A special Centenary Wood Tree-Planting ceremony is to be held in Derry’s Faughan Valley on Saturday, November 11th, at 2.00 p.m.
The Woodland Trust’s Brackfield Wood, on the banks of the River Faughan is one of just four flagship woods being created in the UK in remembrance of the 100 th anniversary of the First World War.
The poignant ceremony will remember those from right across the island of Ireland who lost lives and loved ones during the war.
Afterwards, members of the public can make their own mark by planting a tree, or discover the hidden gems of Brackfield at a guided walk.
Brackfield Wood will be home to 40,000 native trees with swathes of wildflowers.

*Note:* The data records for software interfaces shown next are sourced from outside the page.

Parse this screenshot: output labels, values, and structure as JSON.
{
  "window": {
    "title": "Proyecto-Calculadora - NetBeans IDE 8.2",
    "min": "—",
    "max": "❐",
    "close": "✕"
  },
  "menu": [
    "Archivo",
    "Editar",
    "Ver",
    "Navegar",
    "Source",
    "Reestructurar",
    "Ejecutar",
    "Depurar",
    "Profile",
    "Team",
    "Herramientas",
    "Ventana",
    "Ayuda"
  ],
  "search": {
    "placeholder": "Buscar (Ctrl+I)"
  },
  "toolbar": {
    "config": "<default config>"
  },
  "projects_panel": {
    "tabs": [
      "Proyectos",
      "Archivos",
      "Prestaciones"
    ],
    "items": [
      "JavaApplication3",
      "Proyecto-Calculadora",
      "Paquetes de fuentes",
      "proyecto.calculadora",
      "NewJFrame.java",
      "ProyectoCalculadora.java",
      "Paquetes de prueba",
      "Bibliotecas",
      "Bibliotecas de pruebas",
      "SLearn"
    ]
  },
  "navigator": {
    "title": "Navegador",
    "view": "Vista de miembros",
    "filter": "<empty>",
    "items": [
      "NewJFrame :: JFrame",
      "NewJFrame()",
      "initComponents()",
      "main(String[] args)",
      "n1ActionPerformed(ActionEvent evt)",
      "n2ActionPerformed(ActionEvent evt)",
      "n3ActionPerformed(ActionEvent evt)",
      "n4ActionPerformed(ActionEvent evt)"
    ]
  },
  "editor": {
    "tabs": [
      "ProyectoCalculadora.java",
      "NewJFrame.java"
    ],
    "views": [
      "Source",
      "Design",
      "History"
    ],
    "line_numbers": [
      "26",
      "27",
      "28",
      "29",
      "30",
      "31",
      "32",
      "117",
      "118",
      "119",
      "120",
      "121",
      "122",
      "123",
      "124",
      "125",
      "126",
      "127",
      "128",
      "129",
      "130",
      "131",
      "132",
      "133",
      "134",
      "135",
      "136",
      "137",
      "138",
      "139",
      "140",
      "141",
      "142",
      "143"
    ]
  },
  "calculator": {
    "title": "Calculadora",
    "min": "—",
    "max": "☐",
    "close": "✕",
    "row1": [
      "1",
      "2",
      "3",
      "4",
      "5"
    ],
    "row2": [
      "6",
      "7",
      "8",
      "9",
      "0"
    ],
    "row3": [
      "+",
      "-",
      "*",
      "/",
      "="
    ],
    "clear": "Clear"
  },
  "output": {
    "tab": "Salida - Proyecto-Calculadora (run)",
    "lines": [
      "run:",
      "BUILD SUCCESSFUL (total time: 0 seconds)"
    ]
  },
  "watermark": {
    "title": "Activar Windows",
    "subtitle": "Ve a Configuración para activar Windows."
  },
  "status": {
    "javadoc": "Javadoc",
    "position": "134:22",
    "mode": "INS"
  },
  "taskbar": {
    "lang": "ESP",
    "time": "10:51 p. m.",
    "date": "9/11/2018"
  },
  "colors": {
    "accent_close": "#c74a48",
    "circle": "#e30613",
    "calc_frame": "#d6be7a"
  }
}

Patrick Cregg is the Woodland Trust’s director and said: “The trees, which will stand for generations to come, will be a living and growing tribute to the people of Ireland who played a part in the war: the soldiers, their families and loved ones.
“This will be a place of beauty and tranquillity where local people and visitors can relax and reflect. And it will be an important safe haven for the valley’s precious wildlife, which includes the red squirrel. We hope that local people and visitors will join us for this special occasion.”
The event is free of charge, but booking in advance is essential. Find out more and book a place at www.woodlandtrust.org.uk/events or call 0330 333 3300.
The First World War Centenary Woods project is supported by the Trust’s lead partner, Sainsburys.
The other woods are at Langley Vale, Surrey, Dreghorn Woods, near Edinburgh and Coed Ffos Las in Wales.
As well as the four flagship woods created, many smaller community woods are being introduced and millions of trees planted across the UK to honour all those involved in the First World War.
The project is also aimed at connecting people to the natural world, whilst reminding them of the historical significance of the war.
The Woodland Trust is the largest woodland conservation charity in the UK. Its key aims are to protect ancient woodland, which is rare, unique and irreplaceable; to restore damaged ancient woodland, bringing precious pieces of our natural history back to life and to plant native trees and woods with the aim of creating resilient landscapes for people and wildlife.
The Trust has 50 woods in Northern Ireland in its care. It has produced the first-ever comprehensive record of Northern Ireland’s ancient woodland. Find out more at www.backonthemap.org.uk